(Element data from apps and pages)
↓

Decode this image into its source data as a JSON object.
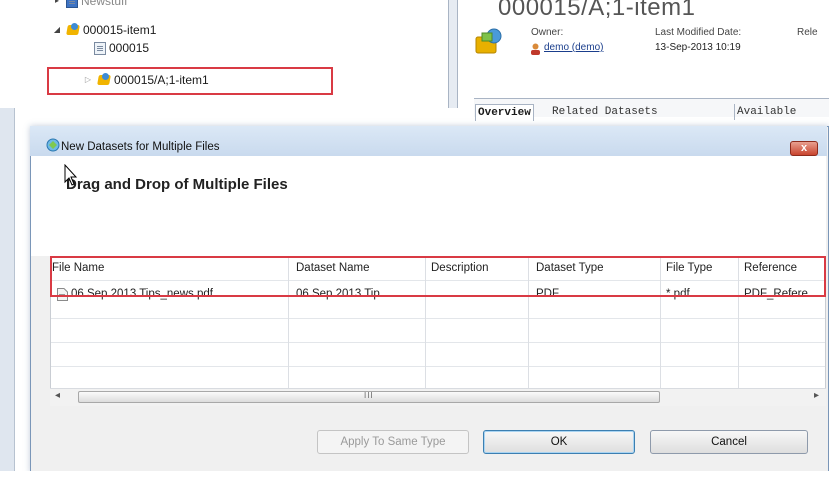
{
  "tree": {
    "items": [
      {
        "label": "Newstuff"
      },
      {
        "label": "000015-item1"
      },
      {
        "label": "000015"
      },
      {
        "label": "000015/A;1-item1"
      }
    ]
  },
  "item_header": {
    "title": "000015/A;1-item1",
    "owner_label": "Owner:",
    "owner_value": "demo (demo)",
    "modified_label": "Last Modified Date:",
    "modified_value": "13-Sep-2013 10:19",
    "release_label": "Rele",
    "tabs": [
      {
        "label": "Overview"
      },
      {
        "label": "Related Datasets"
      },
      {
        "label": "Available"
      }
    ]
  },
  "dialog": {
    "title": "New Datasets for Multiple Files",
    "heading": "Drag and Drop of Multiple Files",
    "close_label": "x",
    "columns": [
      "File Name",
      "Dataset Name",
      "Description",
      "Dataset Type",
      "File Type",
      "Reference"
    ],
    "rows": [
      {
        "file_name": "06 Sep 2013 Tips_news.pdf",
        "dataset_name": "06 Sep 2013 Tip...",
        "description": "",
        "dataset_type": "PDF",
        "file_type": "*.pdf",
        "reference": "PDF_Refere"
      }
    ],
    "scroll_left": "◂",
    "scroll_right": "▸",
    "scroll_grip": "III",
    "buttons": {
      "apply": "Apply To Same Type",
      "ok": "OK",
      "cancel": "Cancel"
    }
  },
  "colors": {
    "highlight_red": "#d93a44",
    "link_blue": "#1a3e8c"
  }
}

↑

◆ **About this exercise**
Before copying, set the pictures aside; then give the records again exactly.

◆ **Answer to this task**
Decode this image into its source data as a JSON object.
{
  "tree": {
    "items": [
      {
        "label": "Newstuff"
      },
      {
        "label": "000015-item1"
      },
      {
        "label": "000015"
      },
      {
        "label": "000015/A;1-item1"
      }
    ]
  },
  "item_header": {
    "title": "000015/A;1-item1",
    "owner_label": "Owner:",
    "owner_value": "demo (demo)",
    "modified_label": "Last Modified Date:",
    "modified_value": "13-Sep-2013 10:19",
    "release_label": "Rele",
    "tabs": [
      {
        "label": "Overview"
      },
      {
        "label": "Related Datasets"
      },
      {
        "label": "Available"
      }
    ]
  },
  "dialog": {
    "title": "New Datasets for Multiple Files",
    "heading": "Drag and Drop of Multiple Files",
    "close_label": "x",
    "columns": [
      "File Name",
      "Dataset Name",
      "Description",
      "Dataset Type",
      "File Type",
      "Reference"
    ],
    "rows": [
      {
        "file_name": "06 Sep 2013 Tips_news.pdf",
        "dataset_name": "06 Sep 2013 Tip...",
        "description": "",
        "dataset_type": "PDF",
        "file_type": "*.pdf",
        "reference": "PDF_Refere"
      }
    ],
    "scroll_left": "◂",
    "scroll_right": "▸",
    "scroll_grip": "III",
    "buttons": {
      "apply": "Apply To Same Type",
      "ok": "OK",
      "cancel": "Cancel"
    }
  },
  "colors": {
    "highlight_red": "#d93a44",
    "link_blue": "#1a3e8c"
  }
}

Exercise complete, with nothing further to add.